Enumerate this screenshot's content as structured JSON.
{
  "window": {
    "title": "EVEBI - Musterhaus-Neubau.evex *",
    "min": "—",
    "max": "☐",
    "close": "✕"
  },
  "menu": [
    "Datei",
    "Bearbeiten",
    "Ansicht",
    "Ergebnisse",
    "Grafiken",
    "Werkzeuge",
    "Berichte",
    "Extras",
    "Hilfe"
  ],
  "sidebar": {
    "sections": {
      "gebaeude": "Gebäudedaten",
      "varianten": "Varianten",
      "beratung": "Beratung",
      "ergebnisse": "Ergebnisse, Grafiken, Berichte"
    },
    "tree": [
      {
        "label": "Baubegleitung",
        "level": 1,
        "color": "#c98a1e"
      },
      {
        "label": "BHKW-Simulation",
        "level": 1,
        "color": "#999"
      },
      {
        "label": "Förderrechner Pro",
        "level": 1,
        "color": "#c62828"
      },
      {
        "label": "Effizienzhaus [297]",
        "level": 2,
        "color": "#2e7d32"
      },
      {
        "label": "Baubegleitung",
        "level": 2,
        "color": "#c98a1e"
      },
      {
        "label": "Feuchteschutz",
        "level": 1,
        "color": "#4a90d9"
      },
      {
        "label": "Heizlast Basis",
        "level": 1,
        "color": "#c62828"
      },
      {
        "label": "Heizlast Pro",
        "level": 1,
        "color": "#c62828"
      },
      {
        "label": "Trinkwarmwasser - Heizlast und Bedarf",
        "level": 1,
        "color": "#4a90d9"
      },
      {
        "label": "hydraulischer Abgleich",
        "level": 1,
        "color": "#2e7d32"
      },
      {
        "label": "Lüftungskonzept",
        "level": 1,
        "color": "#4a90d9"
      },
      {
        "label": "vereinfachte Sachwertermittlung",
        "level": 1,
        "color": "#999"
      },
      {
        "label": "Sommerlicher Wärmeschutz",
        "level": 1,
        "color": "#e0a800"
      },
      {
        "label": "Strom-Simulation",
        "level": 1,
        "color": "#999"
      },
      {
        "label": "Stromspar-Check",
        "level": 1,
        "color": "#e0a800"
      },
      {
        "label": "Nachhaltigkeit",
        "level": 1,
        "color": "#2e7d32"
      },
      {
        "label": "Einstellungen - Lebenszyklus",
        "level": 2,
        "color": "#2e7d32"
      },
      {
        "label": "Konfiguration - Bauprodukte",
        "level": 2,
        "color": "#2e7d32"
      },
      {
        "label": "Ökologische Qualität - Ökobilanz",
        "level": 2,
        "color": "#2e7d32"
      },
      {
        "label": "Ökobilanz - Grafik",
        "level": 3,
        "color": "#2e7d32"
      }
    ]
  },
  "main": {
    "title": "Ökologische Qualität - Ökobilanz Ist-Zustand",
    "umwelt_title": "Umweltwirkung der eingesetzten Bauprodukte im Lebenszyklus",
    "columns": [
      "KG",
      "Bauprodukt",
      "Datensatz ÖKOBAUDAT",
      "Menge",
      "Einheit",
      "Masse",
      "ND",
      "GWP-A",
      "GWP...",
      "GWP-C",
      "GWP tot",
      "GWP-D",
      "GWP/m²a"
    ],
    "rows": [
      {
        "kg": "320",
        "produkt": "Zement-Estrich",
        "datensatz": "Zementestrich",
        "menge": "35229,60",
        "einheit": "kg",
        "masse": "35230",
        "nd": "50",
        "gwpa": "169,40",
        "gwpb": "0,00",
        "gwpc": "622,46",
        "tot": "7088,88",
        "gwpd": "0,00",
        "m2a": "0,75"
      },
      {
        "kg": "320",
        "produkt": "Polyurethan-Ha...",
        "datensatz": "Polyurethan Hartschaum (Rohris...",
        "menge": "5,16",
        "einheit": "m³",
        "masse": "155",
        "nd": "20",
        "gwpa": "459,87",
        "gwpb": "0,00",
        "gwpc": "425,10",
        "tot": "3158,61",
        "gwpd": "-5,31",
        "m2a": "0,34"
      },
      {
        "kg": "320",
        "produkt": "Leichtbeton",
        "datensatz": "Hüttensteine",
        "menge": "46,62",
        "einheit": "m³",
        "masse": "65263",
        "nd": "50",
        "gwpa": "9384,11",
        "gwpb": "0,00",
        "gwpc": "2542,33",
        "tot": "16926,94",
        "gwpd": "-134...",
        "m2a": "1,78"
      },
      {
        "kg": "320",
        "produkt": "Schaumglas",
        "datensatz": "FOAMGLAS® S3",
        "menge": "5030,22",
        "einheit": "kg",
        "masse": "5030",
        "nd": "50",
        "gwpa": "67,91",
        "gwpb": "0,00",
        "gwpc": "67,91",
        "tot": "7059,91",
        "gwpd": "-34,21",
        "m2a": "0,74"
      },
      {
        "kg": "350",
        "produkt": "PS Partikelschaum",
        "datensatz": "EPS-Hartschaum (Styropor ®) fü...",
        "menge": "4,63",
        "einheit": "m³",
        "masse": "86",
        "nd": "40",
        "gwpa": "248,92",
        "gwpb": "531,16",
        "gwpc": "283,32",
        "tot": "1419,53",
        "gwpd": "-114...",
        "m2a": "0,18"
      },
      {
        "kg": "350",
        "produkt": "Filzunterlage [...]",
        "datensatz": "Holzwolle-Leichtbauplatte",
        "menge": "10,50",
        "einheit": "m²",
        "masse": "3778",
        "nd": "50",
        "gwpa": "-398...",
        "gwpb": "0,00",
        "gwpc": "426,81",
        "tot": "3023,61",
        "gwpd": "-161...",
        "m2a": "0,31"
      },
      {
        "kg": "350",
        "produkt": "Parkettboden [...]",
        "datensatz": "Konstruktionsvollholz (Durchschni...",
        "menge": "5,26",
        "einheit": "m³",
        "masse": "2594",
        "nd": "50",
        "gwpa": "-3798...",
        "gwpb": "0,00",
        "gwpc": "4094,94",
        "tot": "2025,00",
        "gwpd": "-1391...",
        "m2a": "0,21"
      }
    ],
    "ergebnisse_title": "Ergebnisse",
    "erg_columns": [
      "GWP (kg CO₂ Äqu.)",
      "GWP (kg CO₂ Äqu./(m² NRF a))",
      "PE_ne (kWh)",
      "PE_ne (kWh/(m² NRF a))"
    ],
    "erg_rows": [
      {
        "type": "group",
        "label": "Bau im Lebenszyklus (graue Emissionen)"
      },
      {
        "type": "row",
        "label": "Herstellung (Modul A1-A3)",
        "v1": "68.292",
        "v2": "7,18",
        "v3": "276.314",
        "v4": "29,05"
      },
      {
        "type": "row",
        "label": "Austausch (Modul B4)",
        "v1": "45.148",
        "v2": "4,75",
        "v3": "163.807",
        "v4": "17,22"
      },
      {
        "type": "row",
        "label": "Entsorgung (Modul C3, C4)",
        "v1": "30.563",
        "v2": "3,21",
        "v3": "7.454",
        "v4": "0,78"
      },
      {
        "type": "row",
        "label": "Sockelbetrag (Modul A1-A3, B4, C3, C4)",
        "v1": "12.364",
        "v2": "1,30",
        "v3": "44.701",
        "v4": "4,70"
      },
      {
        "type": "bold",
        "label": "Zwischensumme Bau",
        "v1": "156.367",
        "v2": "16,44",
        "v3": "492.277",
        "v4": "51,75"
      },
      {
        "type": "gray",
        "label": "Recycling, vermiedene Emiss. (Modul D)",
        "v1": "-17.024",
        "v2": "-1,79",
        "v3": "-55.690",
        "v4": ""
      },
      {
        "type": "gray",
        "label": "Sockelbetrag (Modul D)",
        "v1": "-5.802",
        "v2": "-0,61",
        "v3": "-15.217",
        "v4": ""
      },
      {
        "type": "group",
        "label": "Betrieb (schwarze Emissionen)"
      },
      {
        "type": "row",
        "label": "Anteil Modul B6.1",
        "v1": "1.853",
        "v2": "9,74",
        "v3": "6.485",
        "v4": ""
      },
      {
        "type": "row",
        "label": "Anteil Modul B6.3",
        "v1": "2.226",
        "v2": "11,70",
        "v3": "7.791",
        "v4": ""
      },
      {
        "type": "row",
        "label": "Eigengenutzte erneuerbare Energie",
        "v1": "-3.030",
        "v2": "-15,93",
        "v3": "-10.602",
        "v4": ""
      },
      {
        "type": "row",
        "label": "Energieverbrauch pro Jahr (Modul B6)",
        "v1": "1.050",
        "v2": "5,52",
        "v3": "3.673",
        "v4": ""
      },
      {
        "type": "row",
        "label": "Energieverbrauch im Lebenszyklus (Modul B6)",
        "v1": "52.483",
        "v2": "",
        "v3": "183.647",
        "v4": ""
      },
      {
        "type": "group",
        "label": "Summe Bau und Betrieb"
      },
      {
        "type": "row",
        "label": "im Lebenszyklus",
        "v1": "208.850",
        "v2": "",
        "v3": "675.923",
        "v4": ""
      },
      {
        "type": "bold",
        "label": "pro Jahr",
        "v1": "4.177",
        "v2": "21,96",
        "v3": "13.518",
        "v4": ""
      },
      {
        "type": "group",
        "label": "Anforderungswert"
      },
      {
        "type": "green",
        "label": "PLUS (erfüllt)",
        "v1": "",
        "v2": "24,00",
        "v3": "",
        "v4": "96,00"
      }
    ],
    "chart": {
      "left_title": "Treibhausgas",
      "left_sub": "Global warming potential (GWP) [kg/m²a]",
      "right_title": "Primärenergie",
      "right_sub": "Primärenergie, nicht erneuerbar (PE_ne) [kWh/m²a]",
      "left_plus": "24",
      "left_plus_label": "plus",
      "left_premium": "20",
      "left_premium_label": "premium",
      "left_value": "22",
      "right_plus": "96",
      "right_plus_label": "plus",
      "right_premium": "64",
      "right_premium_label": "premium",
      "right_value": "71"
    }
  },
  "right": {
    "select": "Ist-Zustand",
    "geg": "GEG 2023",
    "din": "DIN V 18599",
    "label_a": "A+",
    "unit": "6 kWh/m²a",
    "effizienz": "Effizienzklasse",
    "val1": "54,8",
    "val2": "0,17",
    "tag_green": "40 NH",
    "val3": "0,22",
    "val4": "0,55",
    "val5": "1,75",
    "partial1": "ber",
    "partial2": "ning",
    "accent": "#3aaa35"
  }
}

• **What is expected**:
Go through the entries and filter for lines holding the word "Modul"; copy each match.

• **Answer space**:
        "label": "Herstellung (Modul A1-A3)",
        "label": "Austausch (Modul B4)",
        "label": "Entsorgung (Modul C3, C4)",
        "label": "Sockelbetrag (Modul A1-A3, B4, C3, C4)",
        "label": "Recycling, vermiedene Emiss. (Modul D)",
        "label": "Sockelbetrag (Modul D)",
        "label": "Anteil Modul B6.1",
        "label": "Anteil Modul B6.3",
        "label": "Energieverbrauch pro Jahr (Modul B6)",
        "label": "Energieverbrauch im Lebenszyklus (Modul B6)",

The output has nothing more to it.